Ministers have at this point agreed to issue a Public Spending Code approval to the authority to enable a planning application for the project to be lodged to An Bord Pleanála in September.

Metrolink is estimated to cost €9.5 billion – but could be as much as €12 billion and it may be another 12 years away from completion.

The Government will await a precise cost before a final decision to give the project the greenlight.

Details of this plan and other issues discussed at Cabinet can be found here.

Best Reads

Jack Power has the latest report in his long-running series on historic abuse in Ireland’s scouting movement. His front page story outlines how Scouting Ireland has been accused of trying to rely on a “legal technicality” to avoid paying compensation to survivors of historical child sexual abuse in its legacy scouting bodies.

Elsewhere, Kitty Holland reports on how the United Nations human rights council has heard that Ireland’s abortion legislation is “inhumane” and “discriminatory” in its treatment of women with crisis pregnancies.

Brian Hutton and Ronan McGreevy reveal how zoo-keepers believe Brexit red tape is posing an “existential threat” to efforts to save several endangered animal species — including cheetahs, monkeys and cockatoos.

On the sports pages, Gerry Thornley writes about the tough start the Ireland squad have had in their New Zealand tour. He writes about how it is better to find out about Ireland now, than at the World Cup in 2023.

Playbook

Leaders’ Questions kicks off in the Dáil at 2pm with Taoiseach Micheál Martin set to be quizzed by Sinn Féin, the Social Democrats, The Regional Group of independent TDs and the Rural Independent Group.

Government Business starts at 3.05pm with Minister for Defence Simon Coveney seeking Dáil approval for Ireland’s participation in four projects being carried out by the European Union’s Permanent Structured Cooperation (PESCO) initiative.

Emergency Legislation to deal with the fallout from convicted murderer Graham Dwyer’s successful Court of Justice of the European Union appeal on access to mobile phone data will debated in the Dáil from 4.50pm.

Sinn Féin has a motion on back to school costs, to be debated from 8.30pm.

Minister for Justice Helen McEntee takes parliamentary questions between 10.30pm and midnight.

Minister for Special Education Josepha Madigan and teaching unions will be at the Committee on Autism from 11am.

Elsewhere, the Committee on Education will hear from the Irish Prisons Education Association from 11am.

The Public Accounts Committee (PAC) will launch a report on the Departments of Communications and Media including funding provided to RTÉ at noon.

The Committee on Housing is holding a meeting on the right to housing at 3pm.

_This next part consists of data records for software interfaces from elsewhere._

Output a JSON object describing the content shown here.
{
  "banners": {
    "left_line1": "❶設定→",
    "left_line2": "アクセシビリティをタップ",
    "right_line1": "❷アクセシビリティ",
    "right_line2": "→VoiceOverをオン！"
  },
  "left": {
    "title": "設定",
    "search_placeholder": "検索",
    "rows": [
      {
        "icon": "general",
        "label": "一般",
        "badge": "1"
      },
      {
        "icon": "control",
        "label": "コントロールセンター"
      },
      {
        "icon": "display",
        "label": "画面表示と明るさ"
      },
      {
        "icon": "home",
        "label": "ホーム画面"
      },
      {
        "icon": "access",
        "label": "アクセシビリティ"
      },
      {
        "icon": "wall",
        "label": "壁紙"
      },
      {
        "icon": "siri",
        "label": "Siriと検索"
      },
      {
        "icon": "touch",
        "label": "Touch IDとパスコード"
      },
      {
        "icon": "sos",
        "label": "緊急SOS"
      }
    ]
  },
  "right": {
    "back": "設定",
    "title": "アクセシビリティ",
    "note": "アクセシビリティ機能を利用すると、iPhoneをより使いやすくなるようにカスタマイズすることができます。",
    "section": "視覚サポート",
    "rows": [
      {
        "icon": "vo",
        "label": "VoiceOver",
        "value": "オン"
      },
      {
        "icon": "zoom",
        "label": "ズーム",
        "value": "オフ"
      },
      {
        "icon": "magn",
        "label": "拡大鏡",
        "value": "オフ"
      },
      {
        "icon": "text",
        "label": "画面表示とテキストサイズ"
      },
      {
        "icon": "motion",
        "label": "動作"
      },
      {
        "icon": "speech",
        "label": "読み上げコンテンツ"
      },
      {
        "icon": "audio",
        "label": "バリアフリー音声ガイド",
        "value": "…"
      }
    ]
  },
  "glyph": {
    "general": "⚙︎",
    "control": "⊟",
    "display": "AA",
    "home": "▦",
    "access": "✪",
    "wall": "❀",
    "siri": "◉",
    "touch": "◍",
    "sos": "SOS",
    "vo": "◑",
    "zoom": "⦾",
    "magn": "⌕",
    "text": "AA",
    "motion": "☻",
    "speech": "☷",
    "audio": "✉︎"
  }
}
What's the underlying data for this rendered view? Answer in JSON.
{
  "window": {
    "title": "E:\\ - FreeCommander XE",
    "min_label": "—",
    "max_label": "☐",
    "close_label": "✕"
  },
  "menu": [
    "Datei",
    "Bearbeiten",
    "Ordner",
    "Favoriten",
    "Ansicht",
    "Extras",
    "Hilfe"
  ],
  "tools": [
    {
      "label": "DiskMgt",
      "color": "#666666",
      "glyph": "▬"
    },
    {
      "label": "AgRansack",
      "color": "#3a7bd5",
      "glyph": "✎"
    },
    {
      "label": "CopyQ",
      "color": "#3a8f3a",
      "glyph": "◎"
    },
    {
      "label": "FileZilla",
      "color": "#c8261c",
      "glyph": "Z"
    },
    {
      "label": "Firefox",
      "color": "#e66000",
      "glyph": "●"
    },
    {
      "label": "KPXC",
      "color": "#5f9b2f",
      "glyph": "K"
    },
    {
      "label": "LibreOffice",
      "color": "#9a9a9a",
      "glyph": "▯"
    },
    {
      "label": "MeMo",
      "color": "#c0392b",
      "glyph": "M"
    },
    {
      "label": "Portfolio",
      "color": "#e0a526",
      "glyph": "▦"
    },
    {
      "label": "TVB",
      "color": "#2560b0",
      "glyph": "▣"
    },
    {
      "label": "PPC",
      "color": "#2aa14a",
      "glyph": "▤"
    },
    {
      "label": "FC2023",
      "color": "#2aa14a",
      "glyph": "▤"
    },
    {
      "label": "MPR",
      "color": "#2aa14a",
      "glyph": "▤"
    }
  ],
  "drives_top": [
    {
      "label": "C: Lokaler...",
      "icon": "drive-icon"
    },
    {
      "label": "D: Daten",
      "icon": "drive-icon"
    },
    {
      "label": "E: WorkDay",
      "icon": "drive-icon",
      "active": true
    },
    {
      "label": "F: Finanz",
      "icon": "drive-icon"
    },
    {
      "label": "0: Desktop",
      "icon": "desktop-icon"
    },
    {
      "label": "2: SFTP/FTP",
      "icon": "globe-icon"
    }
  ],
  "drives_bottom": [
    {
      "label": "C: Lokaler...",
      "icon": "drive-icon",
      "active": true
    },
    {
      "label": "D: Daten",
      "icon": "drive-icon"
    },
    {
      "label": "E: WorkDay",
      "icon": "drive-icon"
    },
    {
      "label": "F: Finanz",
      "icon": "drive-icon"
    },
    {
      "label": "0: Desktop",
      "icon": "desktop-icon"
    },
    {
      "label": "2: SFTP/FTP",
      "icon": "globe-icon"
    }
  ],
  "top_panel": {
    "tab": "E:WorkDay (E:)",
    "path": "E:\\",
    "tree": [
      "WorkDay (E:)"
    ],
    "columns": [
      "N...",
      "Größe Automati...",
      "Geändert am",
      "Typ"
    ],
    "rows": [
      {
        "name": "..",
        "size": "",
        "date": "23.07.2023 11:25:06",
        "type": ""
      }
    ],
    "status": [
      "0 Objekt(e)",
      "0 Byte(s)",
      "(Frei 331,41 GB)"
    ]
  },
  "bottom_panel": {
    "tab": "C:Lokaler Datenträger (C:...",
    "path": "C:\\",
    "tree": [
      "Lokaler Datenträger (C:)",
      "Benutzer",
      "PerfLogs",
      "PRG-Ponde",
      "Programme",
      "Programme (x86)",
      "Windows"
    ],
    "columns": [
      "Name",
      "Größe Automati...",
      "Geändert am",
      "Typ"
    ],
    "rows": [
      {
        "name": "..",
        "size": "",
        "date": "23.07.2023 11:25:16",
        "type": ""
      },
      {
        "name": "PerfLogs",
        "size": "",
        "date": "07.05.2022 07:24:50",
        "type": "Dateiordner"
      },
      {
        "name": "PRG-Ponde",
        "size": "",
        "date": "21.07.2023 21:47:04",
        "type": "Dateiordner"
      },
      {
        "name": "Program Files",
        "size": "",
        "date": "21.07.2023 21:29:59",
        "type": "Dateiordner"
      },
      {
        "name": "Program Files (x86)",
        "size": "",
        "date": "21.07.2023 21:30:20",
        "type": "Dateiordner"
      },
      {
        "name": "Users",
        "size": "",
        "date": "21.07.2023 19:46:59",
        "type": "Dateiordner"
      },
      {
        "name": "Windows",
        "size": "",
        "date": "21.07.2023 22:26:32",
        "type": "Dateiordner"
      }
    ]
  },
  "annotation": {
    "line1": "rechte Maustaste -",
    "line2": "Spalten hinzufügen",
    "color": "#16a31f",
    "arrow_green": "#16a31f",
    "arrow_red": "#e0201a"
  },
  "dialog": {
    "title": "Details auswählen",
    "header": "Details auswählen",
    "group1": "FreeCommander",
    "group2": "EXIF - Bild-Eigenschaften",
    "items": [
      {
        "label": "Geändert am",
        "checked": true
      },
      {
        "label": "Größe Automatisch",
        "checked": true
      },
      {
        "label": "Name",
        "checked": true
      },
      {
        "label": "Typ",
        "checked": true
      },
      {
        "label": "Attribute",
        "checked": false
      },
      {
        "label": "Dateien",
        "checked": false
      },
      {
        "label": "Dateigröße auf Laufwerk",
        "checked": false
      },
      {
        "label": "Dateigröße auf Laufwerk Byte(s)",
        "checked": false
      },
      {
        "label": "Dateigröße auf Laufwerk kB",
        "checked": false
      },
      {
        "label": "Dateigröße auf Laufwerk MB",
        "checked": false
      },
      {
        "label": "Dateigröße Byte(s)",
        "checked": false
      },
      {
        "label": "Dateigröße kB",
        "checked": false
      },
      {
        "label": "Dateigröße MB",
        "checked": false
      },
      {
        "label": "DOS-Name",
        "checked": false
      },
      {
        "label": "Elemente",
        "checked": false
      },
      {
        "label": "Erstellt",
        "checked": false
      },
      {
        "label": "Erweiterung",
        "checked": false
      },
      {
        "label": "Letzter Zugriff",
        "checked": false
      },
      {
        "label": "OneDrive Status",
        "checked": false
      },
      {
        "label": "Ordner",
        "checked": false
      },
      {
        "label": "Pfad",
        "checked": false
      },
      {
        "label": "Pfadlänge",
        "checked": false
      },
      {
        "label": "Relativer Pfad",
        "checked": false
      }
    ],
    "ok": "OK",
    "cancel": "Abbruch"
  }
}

Seanad proceedings start at noon and Government business in the afternoon includes the Sick Leave Bill 2022 and the Eirgrid, Electricity and Turf (Amendment) Bill 2022.

The full Dáil, Seanad and Committee schedules can be found here, here, and here.